Objective—To develop and characterize a cold-adapted
live attenuated equine-2 influenza virus effective as
an intranasal vaccine.
Animals—8 ponies approximately 18 months of age.
Procedures—A wild-type equine-2 virus, A/Equine/
Kentucky/1/91 (H3N8), was serially passaged in
embryonated chicken eggs at temperatures gradually
reduced in a stepwise manner from 34 C to 30 C to
28 C to 26 C. At different passages, infected allantoic
fluids were tested for the ability of progeny virus to
replicate in Madin-Darby canine kidney (MDCK) cells
at 34 C and 39.5 C. Virus clones that replicated at 26
C in eggs and at 34 C in MDCK cells, but not at 39.5
C in MDCK cells, were tested for stability of the coldadapted,
temperature-sensitive (ts), and protein synthesis
phenotypes.
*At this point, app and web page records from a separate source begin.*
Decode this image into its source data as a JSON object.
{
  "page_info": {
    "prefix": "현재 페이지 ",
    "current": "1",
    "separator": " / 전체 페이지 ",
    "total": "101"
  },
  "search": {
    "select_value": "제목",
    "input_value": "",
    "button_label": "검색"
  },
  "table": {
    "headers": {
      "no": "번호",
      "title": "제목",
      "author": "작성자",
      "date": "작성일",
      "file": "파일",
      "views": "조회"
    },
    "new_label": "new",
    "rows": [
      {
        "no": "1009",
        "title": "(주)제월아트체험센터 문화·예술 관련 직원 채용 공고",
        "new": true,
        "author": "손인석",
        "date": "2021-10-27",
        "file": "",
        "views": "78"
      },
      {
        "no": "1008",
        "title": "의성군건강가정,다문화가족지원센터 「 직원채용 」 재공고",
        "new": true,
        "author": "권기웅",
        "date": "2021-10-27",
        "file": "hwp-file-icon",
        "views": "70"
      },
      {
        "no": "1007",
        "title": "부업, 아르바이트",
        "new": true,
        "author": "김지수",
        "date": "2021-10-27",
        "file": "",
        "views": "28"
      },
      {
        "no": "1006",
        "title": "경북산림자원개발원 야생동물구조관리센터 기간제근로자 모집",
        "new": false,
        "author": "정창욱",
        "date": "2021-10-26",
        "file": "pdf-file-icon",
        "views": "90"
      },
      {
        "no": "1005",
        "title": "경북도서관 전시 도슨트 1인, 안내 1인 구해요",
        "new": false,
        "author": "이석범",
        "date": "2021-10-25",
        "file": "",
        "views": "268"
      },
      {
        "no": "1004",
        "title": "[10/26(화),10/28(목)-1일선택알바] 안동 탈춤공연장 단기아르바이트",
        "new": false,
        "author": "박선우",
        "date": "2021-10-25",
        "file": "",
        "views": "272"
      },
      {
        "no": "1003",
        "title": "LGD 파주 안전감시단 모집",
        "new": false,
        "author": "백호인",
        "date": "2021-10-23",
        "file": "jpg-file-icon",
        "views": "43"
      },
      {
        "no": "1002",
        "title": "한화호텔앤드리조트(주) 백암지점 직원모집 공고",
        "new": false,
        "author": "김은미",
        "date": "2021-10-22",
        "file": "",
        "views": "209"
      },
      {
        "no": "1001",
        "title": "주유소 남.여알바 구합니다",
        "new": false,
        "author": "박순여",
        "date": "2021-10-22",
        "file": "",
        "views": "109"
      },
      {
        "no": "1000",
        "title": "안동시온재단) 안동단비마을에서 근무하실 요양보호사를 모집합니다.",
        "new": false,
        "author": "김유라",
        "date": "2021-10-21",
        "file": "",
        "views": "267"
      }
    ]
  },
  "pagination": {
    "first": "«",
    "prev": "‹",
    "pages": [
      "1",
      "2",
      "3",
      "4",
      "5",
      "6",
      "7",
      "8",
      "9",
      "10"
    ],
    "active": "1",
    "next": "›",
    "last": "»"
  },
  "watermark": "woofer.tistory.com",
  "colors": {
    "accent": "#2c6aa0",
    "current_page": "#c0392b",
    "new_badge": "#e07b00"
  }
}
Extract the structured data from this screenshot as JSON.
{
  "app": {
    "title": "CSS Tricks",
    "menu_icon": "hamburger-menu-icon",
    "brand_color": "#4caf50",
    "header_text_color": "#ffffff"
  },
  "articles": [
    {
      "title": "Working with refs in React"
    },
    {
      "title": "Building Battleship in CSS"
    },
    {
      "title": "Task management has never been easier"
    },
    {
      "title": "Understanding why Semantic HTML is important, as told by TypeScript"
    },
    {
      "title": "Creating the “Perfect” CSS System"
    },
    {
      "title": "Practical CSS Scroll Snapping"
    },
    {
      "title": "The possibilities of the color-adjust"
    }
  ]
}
A stable clone, P821, was evaluated
for safety, ability to replicate, and immunogenicity
after intranasal administration in ponies.
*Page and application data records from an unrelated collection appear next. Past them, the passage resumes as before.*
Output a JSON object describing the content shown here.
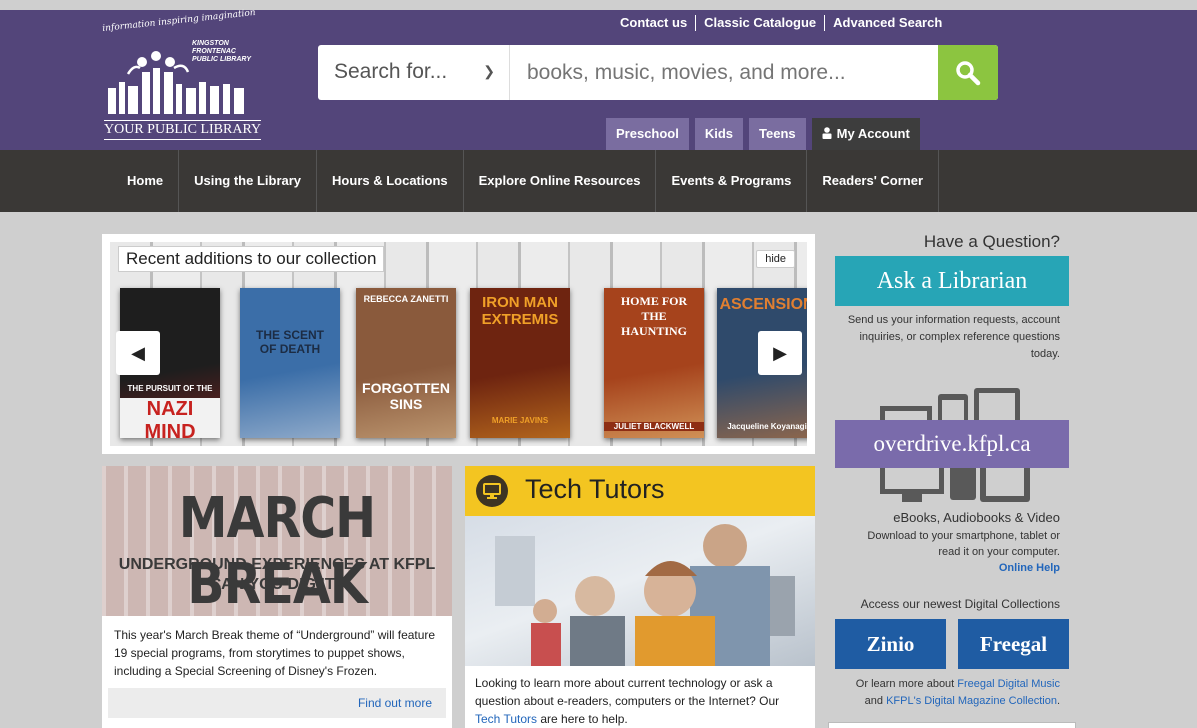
{
  "logo": {
    "tagline": "information inspiring imagination",
    "org_name": "KINGSTON FRONTENAC PUBLIC LIBRARY",
    "your_library": "YOUR PUBLIC LIBRARY"
  },
  "top_links": [
    "Contact us",
    "Classic Catalogue",
    "Advanced Search"
  ],
  "search": {
    "scope_label": "Search for...",
    "placeholder": "books, music, movies, and more..."
  },
  "audience_tabs": [
    "Preschool",
    "Kids",
    "Teens"
  ],
  "my_account": "My Account",
  "nav": [
    "Home",
    "Using the Library",
    "Hours & Locations",
    "Explore Online Resources",
    "Events & Programs",
    "Readers' Corner"
  ],
  "carousel": {
    "title": "Recent additions to our collection",
    "hide_label": "hide",
    "books": [
      {
        "title": "NAZI MIND",
        "subtitle": "THE PURSUIT OF THE",
        "colors": {
          "bg": "#1e1e1e",
          "accent": "#c7221f"
        }
      },
      {
        "title": "THE SCENT OF DEATH",
        "subtitle": "",
        "colors": {
          "bg": "#3b6ea8",
          "accent": "#d9dfe8"
        }
      },
      {
        "title": "FORGOTTEN SINS",
        "subtitle": "REBECCA ZANETTI",
        "colors": {
          "bg": "#8a5a3c",
          "accent": "#e6c89b"
        }
      },
      {
        "title": "IRON MAN EXTREMIS",
        "subtitle": "MARIE JAVINS",
        "colors": {
          "bg": "#6e2410",
          "accent": "#f0a028"
        }
      },
      {
        "title": "HOME FOR THE HAUNTING",
        "subtitle": "JULIET BLACKWELL",
        "colors": {
          "bg": "#a6431c",
          "accent": "#f5d58a"
        }
      },
      {
        "title": "ASCENSION",
        "subtitle": "Jacqueline Koyanagi",
        "colors": {
          "bg": "#2f4a6b",
          "accent": "#e07f31"
        }
      }
    ]
  },
  "march_break": {
    "title": "MARCH BREAK",
    "sub1": "UNDERGROUND EXPERIENCES AT KFPL",
    "sub2": "CAN YOU DIG IT?",
    "text": "This year's March Break theme of “Underground” will feature 19 special programs, from storytimes to puppet shows, including a Special Screening of Disney's Frozen.",
    "link": "Find out more"
  },
  "tech_tutors": {
    "title": "Tech Tutors",
    "text_before": "Looking to learn more about current technology or ask a question about e-readers, computers or the Internet? Our ",
    "link": "Tech Tutors",
    "text_after": " are here to help."
  },
  "sidebar": {
    "question": "Have a Question?",
    "ask_button": "Ask a Librarian",
    "ask_desc": "Send us your information requests, account inquiries, or complex reference questions today.",
    "overdrive_button": "overdrive.kfpl.ca",
    "ebooks_title": "eBooks, Audiobooks & Video",
    "ebooks_desc": "Download to your smartphone, tablet or read it on your computer.",
    "online_help": "Online Help",
    "access_text": "Access our newest Digital Collections",
    "zinio": "Zinio",
    "freegal": "Freegal",
    "more_prefix": "Or learn more about ",
    "freegal_link": "Freegal Digital Music",
    "more_mid": " and ",
    "magazine_link": "KFPL's Digital Magazine Collection",
    "more_suffix": "."
  },
  "colors": {
    "header": "#53457a",
    "nav": "#3a3836",
    "search_button": "#8cc540",
    "ask": "#27a5b6",
    "overdrive": "#7a6bab",
    "collections": "#1f5ca3",
    "tech_yellow": "#f3c521"
  }
}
Results—Randomly selected clones from the 49th
passage were all ts with plaquing efficiencies of < 10-6
(ratio of 39.5 C:34 C) and retained this phenotype after
5 serial passages at 34 C in either embryonated eggs
or MDCK cells. The clone selected as the vaccine candidate
(P821) had the desired degree of attenuation.
Administered intranasally to seronegative ponies, the
virus caused no adverse reactions or overt signs of clinical
disease, replicated in the upper portion of the respiratory
tract, and induced a strong serum antibody
Conclusion and Clinical Relevance—A candidate
live attenuated influenza vaccine virus was derived by
cold-adaptation of a wild-type equine-2 influenza
virus, A/Equine/Kentucky/1/91, in embryonated eggs.
(Am J Vet Res 2001;62:1290–1294)
Objective—To determine safety, efficacy, and
immunogenicity of an intranasal cold-adapted modified-
live equine influenza virus vaccine administered
to ponies following induction of exercise-induced
Animals—Fifteen 9- to 15-month old ponies that had
not had influenza.
Procedure—Five ponies were vaccinated after 5 days of strenuous exercise on a high-speed treadmill, 5
were vaccinated without undergoing exercise, and 5
were not vaccinated or exercised and served as controls.
Three months later, all ponies were challenged
by nebulization of homologous equine influenza virus.
Clinical and hematologic responses and viral shedding
were monitored, and serum and nasal secretions
were collected for determination of influenza-virus-specific
antibody isotype responses.
Results—Exercise caused immunosuppression, as
indicated by depression of lymphocyte proliferation in
response to pokeweed mitogen. Vaccination did not
result in adverse clinical effects, and none of the vaccinated
ponies developed clinical signs of infection following
challenge exposure. In contrast, challenge exposure
caused marked clinical signs of respiratory tract
disease in 4 control ponies. Vaccinated and control
ponies shed virus after challenge exposure. Antibody
responses to vaccination were restricted to serum
IgGa and IgGb responses in both vaccination groups.
After challenge exposure, ponies in all groups generated
serum IgGa and IgGb and nasal IgA responses.
Patterns of serum hemagglutination inhibition titers
were similar to patterns of IgGa and IgGb responses.
Conclusions and Clinical Relevance—Results suggested that administration of this MLV vaccine to
ponies with exercise-induced immunosuppression
was safe and that administration of a single dose to
ponies provided clinical protection 3 months later. (J
Am Vet Med Assoc 2001;218:900–906)